## Exercise description
Determine how many lines in the listing hold "subtitle" and give only that number.

[[ Provided data open ]]

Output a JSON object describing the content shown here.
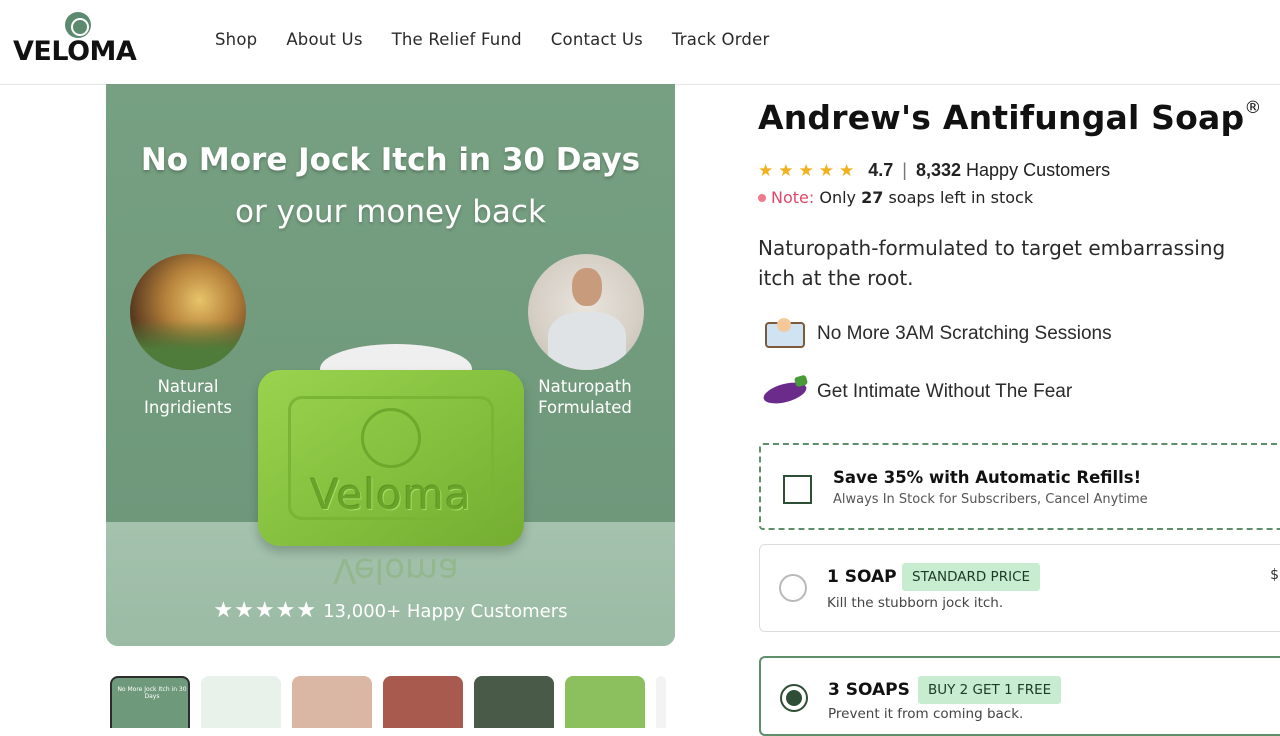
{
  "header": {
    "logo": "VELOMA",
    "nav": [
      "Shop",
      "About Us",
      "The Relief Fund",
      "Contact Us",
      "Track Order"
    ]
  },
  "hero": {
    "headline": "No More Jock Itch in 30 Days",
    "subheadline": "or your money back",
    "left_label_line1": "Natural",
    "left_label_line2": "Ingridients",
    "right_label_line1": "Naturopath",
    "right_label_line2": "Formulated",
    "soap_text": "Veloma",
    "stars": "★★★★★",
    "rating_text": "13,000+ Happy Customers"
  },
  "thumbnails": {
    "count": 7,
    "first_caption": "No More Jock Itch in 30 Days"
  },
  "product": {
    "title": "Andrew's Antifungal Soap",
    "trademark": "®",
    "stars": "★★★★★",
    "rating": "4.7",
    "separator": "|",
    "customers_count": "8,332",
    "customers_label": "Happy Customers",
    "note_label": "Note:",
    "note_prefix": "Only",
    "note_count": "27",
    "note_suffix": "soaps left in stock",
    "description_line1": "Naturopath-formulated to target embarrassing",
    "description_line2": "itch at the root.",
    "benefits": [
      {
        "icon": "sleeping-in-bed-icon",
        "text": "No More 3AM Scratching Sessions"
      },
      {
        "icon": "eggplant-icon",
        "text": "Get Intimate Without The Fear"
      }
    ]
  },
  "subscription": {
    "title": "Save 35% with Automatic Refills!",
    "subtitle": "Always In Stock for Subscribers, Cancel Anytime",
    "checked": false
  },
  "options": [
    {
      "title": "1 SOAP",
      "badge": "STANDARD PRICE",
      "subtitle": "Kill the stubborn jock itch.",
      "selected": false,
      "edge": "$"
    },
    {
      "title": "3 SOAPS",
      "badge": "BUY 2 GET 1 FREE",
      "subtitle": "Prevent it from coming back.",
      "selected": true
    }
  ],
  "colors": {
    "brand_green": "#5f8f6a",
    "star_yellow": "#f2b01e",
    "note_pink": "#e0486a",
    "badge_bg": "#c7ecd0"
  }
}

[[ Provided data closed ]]

## Problem solution
3